When Tom Watson (right) talks about "fake news", does he just mean anything complimentary about Jeremy Corbyn (left)? [Image: Gareth Fuller/PA].

When Tom Watson (right) talks about “fake news”, does he just mean anything complimentary about Jeremy Corbyn (left)? [Image: Gareth Fuller/PA].

For This Writer, the most interesting question raised by this article is: Will Vox Political be targeted with some spurious accusation?

Tom Watson seems to have launched himself into a fantasy crusade against “fake news” websites that seems intended to do the work of the Conservatives and even further-right political parties for them.

One can only question whether he has taken leave of his senses altogether. Depending on any actions he decides to take, it’s possible he and sidekick Michael Dugher may face action against them for bringing the Labour Party into disrepute.

If they come near me, there’ll be Hell to pay.

I was somewhat amused to read that Tom Watson, Labour’s Deputy Leader, was going to “investigate” fake news sites. I was even more amused when I discovered that he’d appointed Michael Dugher, a man who has already penned articles for The S*n to lead the, er, inquiry.

Like many other Twitter users, I asked Watson if his investigation was going to look at the production of fake news stories in The S*n, The Daily Mail and the Daily Express. I have yet to receive a reply.

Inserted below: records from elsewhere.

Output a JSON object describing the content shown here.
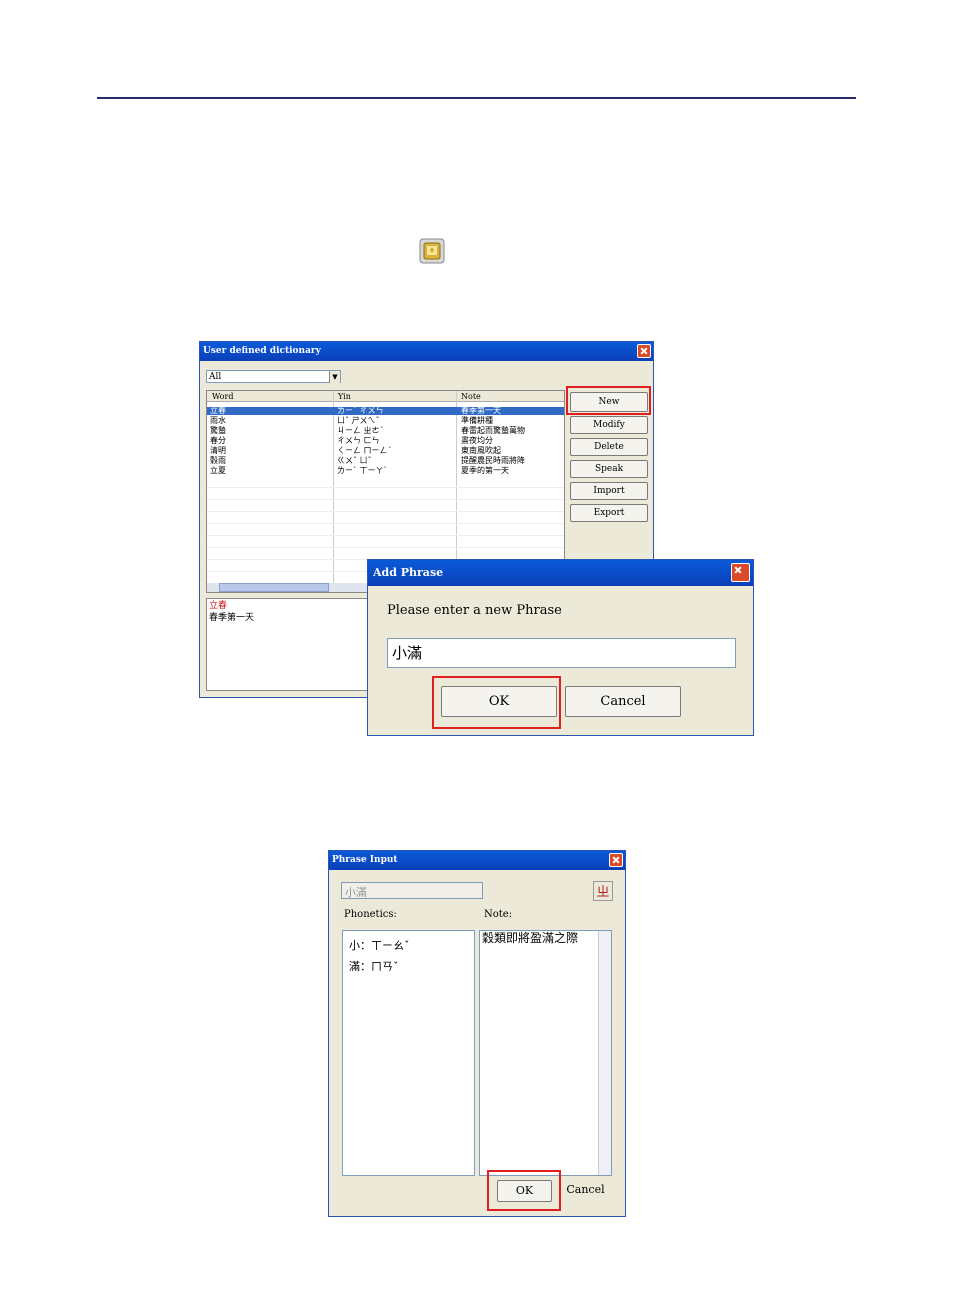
{
  "dictionary_window": {
    "title": "User defined dictionary",
    "filter_value": "All",
    "columns": [
      "Word",
      "Yin",
      "Note"
    ],
    "rows": [
      [
        "立春",
        "ㄌㄧˋ ㄔㄨㄣ",
        "春季第一天"
      ],
      [
        "雨水",
        "ㄩˇ ㄕㄨㄟˇ",
        "準備耕種"
      ],
      [
        "驚蟄",
        "ㄐㄧㄥ ㄓㄜˊ",
        "春雷起而驚蟄萬物"
      ],
      [
        "春分",
        "ㄔㄨㄣ ㄈㄣ",
        "晝夜均分"
      ],
      [
        "清明",
        "ㄑㄧㄥ ㄇㄧㄥˊ",
        "東南風吹起"
      ],
      [
        "穀雨",
        "ㄍㄨˇ ㄩˇ",
        "提醒農民時雨將降"
      ],
      [
        "立夏",
        "ㄌㄧˋ ㄒㄧㄚˋ",
        "夏季的第一天"
      ]
    ],
    "buttons": [
      "New",
      "Modify",
      "Delete",
      "Speak",
      "Import",
      "Export"
    ],
    "preview_word": "立春",
    "preview_note": "春季第一天"
  },
  "add_phrase_dialog": {
    "title": "Add Phrase",
    "prompt": "Please enter a new Phrase",
    "input_value": "小滿",
    "ok_label": "OK",
    "cancel_label": "Cancel"
  },
  "phrase_input_window": {
    "title": "Phrase Input",
    "phrase_value": "小滿",
    "phonetics_label": "Phonetics:",
    "note_label": "Note:",
    "phonetics": [
      "小：ㄒㄧㄠˇ",
      "滿：ㄇㄢˇ"
    ],
    "note_text": "穀類即將盈滿之際",
    "ok_label": "OK",
    "cancel_label": "Cancel"
  },
  "colors": {
    "title_bar": "#0a4fc8",
    "window_face": "#ece9d8",
    "highlight": "#e02020",
    "selected_row": "#316ac5",
    "top_rule": "#2b2b6b"
  },
  "icons": [
    "dictionary-book-icon",
    "close-icon",
    "dropdown-arrow-icon",
    "speak-phonetic-icon"
  ]
}
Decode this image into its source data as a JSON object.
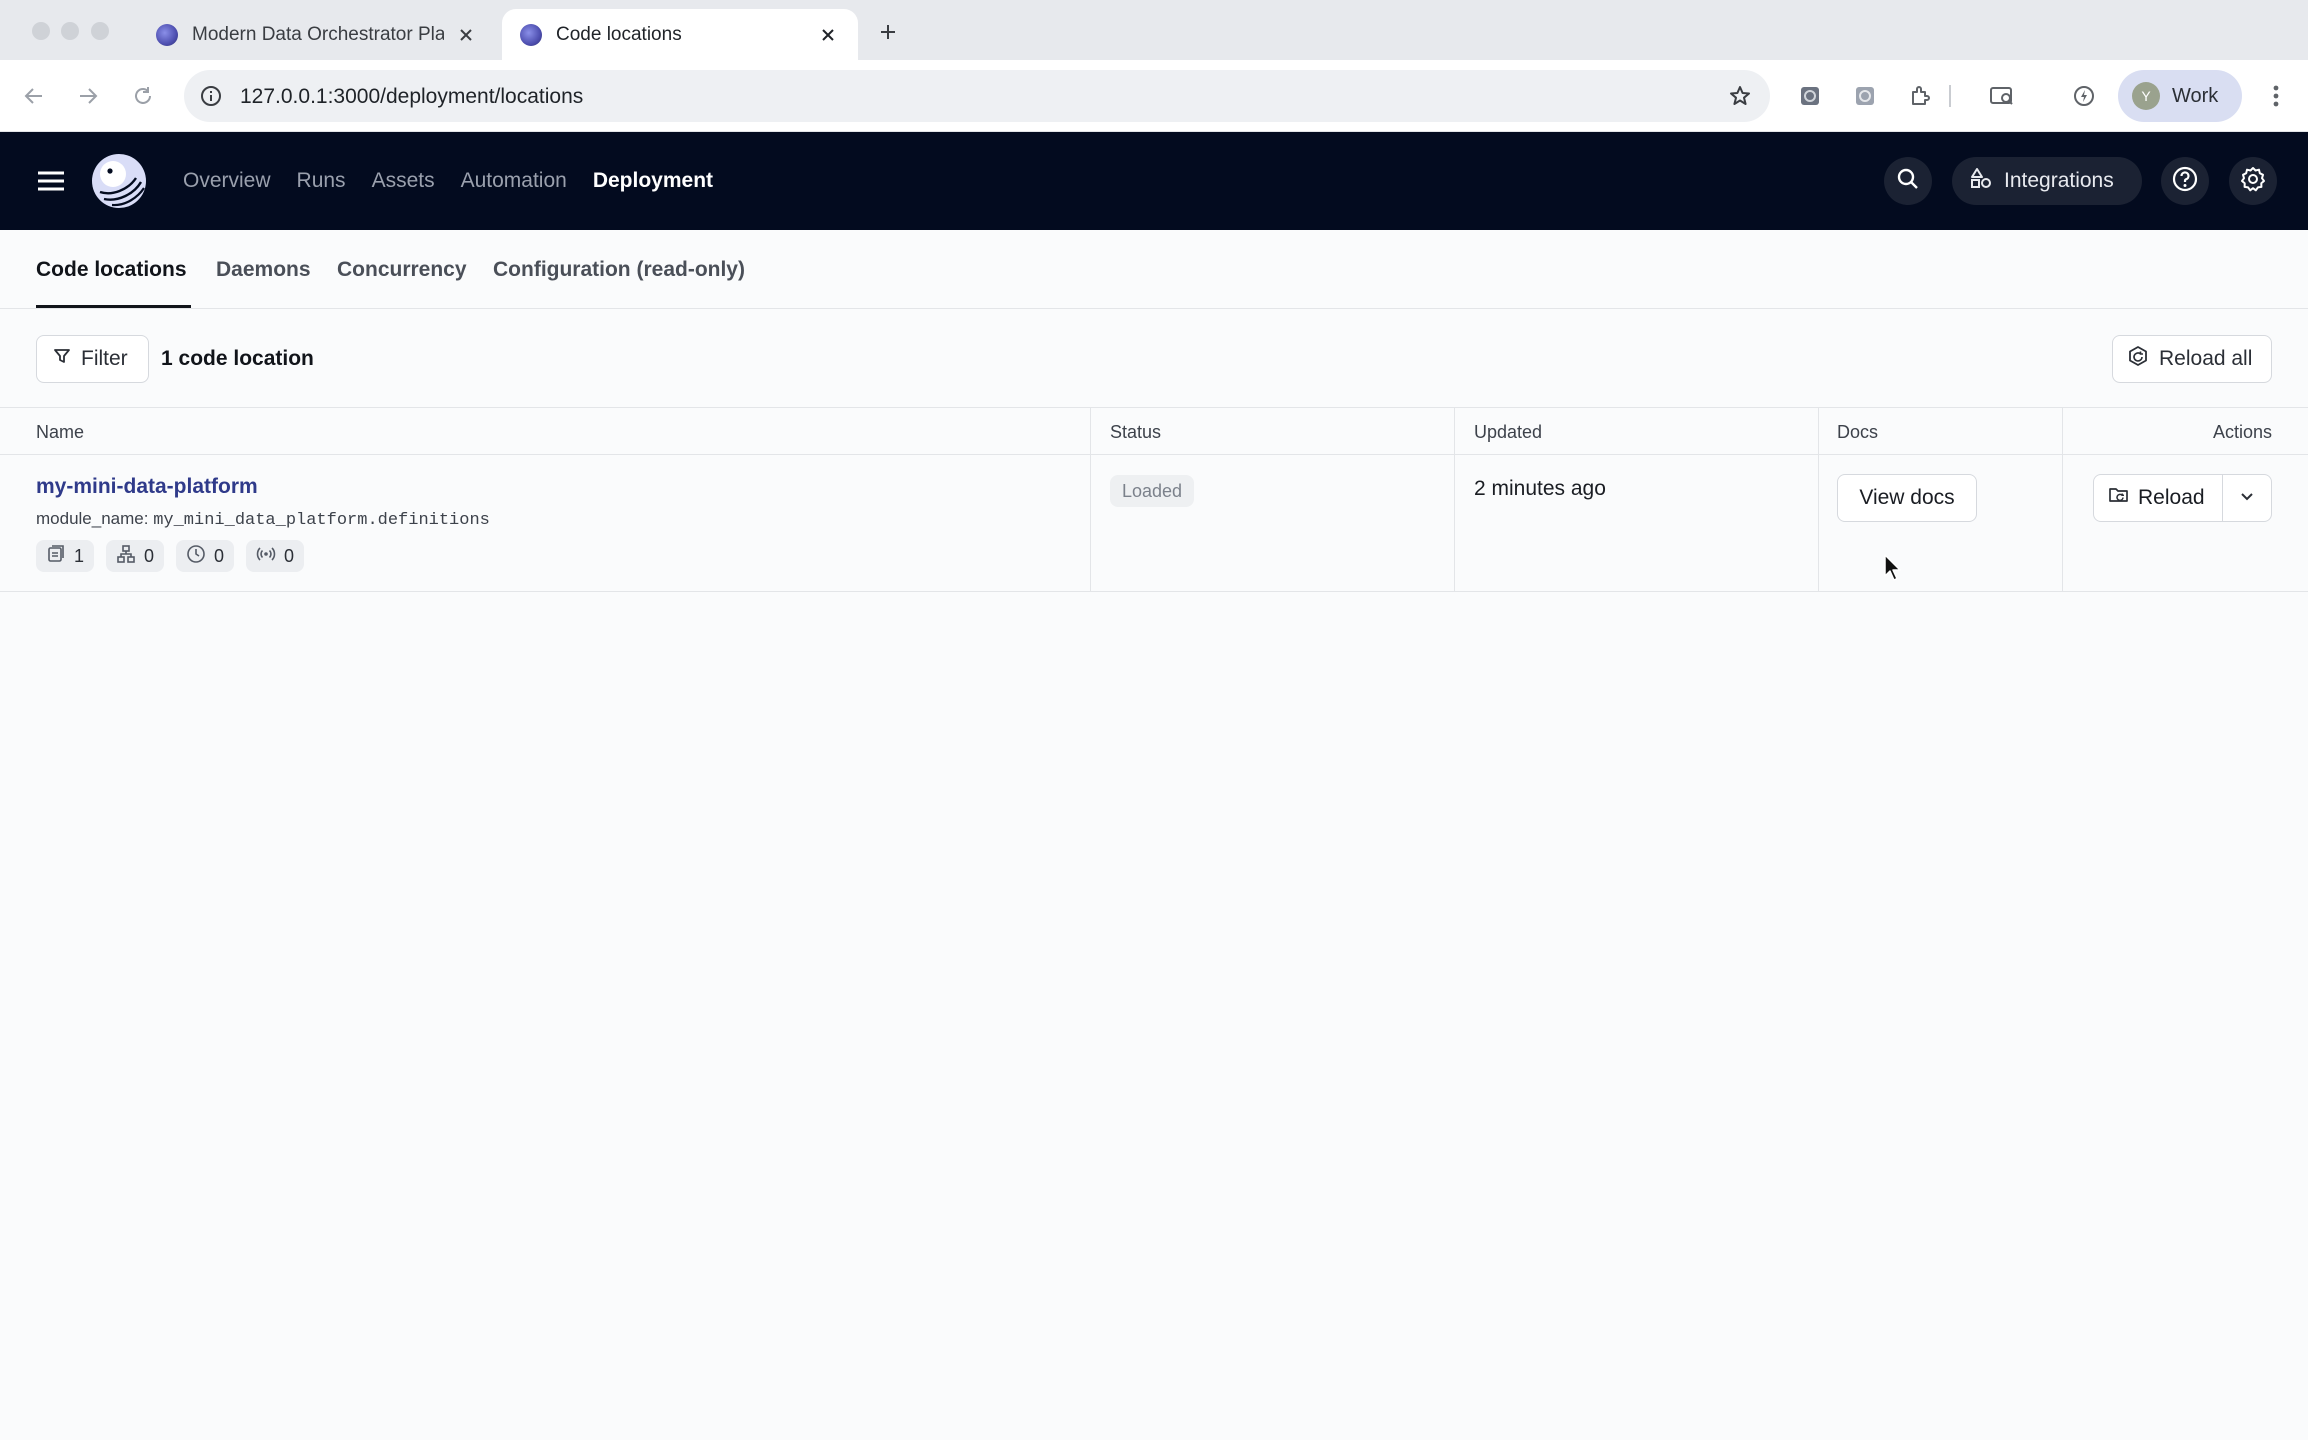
{
  "browser": {
    "tabs": [
      {
        "title": "Modern Data Orchestrator Pla",
        "active": false
      },
      {
        "title": "Code locations",
        "active": true
      }
    ],
    "url": "127.0.0.1:3000/deployment/locations",
    "profile_label": "Work",
    "profile_initial": "Y"
  },
  "app_nav": {
    "links": [
      "Overview",
      "Runs",
      "Assets",
      "Automation",
      "Deployment"
    ],
    "active": "Deployment",
    "integrations_label": "Integrations"
  },
  "subtabs": {
    "items": [
      "Code locations",
      "Daemons",
      "Concurrency",
      "Configuration (read-only)"
    ],
    "active": "Code locations"
  },
  "toolbar": {
    "filter_label": "Filter",
    "count_label": "1 code location",
    "reload_all_label": "Reload all"
  },
  "table": {
    "columns": [
      "Name",
      "Status",
      "Updated",
      "Docs",
      "Actions"
    ],
    "rows": [
      {
        "name": "my-mini-data-platform",
        "module_label": "module_name:",
        "module_value": "my_mini_data_platform.definitions",
        "chips": [
          {
            "icon": "job-icon",
            "count": "1"
          },
          {
            "icon": "asset-graph-icon",
            "count": "0"
          },
          {
            "icon": "schedule-icon",
            "count": "0"
          },
          {
            "icon": "sensor-icon",
            "count": "0"
          }
        ],
        "status": "Loaded",
        "updated": "2 minutes ago",
        "docs_label": "View docs",
        "action_label": "Reload"
      }
    ]
  },
  "colors": {
    "nav_bg": "#030b1f",
    "link_accent": "#2f3a8a"
  }
}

So what about the fake news produced by official news outlets? The BBC has also produced fake news stories. Take the Battle of Orgreave, the BBC stitched together footage to give viewers the impression that the militarised police were being charged by a violent mob of miners. The reverse was true.

British newspapers routinely make up news stories and some are more guilty of this than others… The Daily Express is best known for its front page health scare stories and its slavish devotion to the Cult of Diana. It also supports UKIP and frequently prints hate stories about “loony lefties” and “luvvies”. This June, it published its Top 10 of ‘barmy’ EU decisions. They were either fake or sensible decisions.

It would also appear that some people are unable to tell the difference between satire and fake news.  The Daily Mash, Newsthump, The Onion, Waterford Whispers and other sites produce satirical stories that resemble news stories. There is a point to this:  to satirize the so-called ‘free press’ one needs to adopt its motifs and ridicule them. Will Watson and Dugher pursue them too?

Source: Fake News? | Guy Debord’s Cat

Join the Vox Political Facebook page.

If you have appreciated this article, don’t forget to share it using the buttons at the bottom of this page. Politics is about everybody – so let’s try to get everybody involved!

Vox Political needs your help!
If you want to support this site
(
but don’t want to give your money to advertisers)
you can make a one-off donation here:

Donate Button with Credit Cards

Buy Vox Political books so we can continue
fighting for the facts.


The Livingstone Presumption is now available
in either print or eBook format here:

HWG PrintHWG eBook

Health Warning: Government! is now available
in either print or eBook format here:

HWG PrintHWG eBook

The first collection, Strong Words and Hard Times,
is still available in either print or eBook format here:

SWAHTprint SWAHTeBook